Republished from Bill McKibben:
“I’ve spent most of my life as a writer—and one of the sweetest parts of that job is knowing that whatever I produce ends up in a library, an institution dedicated to the idea that we can share things easily. There are innumerable other examples of sharing all around—and they are the parts of our lives that we usually care most about. They don’t show up on balance sheets because they’re not producing profit—but they are producing satisfaction.
These things we share are called commons, which simply means they belong to all of us. Commons can be gifts of nature—such as fresh water, wilderness and the airwaves—or the products of social ingenuity like the Internet, parks, artistic traditions, or the public health service.

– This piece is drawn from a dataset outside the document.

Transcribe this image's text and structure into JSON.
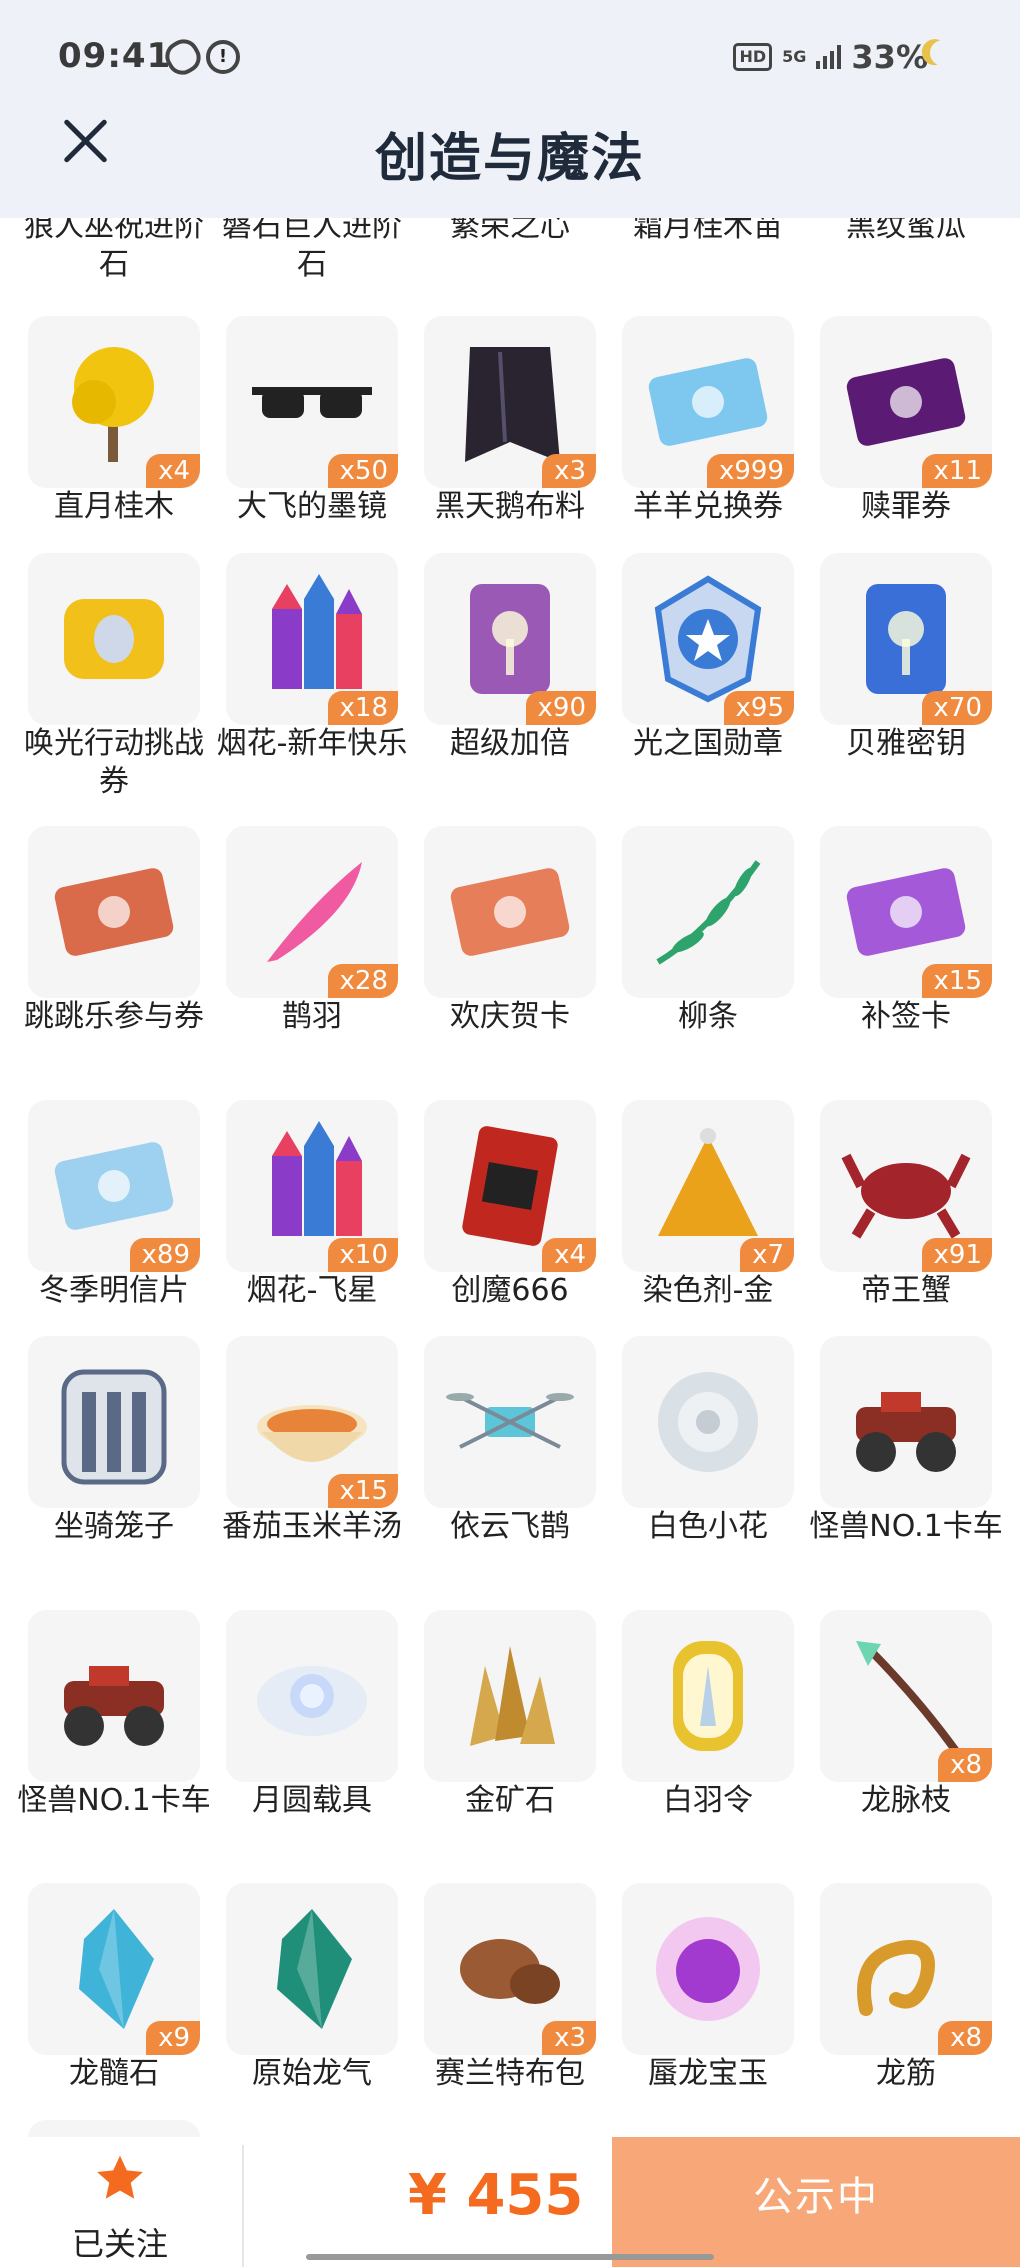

The most crucial commons, perhaps, is the one now under greatest siege, and it poses a test of whether we can pull together to solve our deepest problems or succumb to disaster. Our atmosphere has been de facto privatized for a long time now—we’ve allowed coal, oil and gas interests to own the sky, filling it with the carbon that is the inevitable byproduct of their business. For a couple of centuries this seemed mostly harmless—Co2 didn’t seem to be causing much trouble. But two decades ago we started to understand the effects of global warming, and now each month the big scientific journals bring us new proof of just how vast the damage is: the Arctic is melting, Australia is on fire, the pH of the ocean is dropping fast.
If we are to somehow ward off the coming catastrophes, we have to reclaim this atmospheric commons. We have to figure out how to cooperatively own and protect the single most important feature of the planet we inhabit—the thin envelope of atmosphere that makes our lives possible. Wrestling this key prize away from Exxon Mobil and other corporations is the great political issue of our time, and some of the solutions proposed have been ingenious—most notably the idea put forth by commons theorist Peter Barnes and others that we should own the sky jointly, and share in the profits realized by leasing its storage space to the fossil fuel industry. For that to work, of course, we would have to reduce that storage space quickly and dramatically. Barnes’ Cap-and-Dividend plan offers one way to make that economically and politically feasible.
But for this and other necessary projects to succeed, we need first to break the intellectual spell under which we live. The last few decades have been dominated by the premise that if we privatize all economic resources it will produce endless riches. Which was kind of true, except that the riches went to only a few people. And in the process they melted the Arctic, as well as dramatically increasing inequality around the world. The commons is a crucial part of the human story that must be recovered if we are to deal with the problems now crowding in on us.
This story is equal parts enlightening and encouraging, and it is entirely necessary for us to hear it.”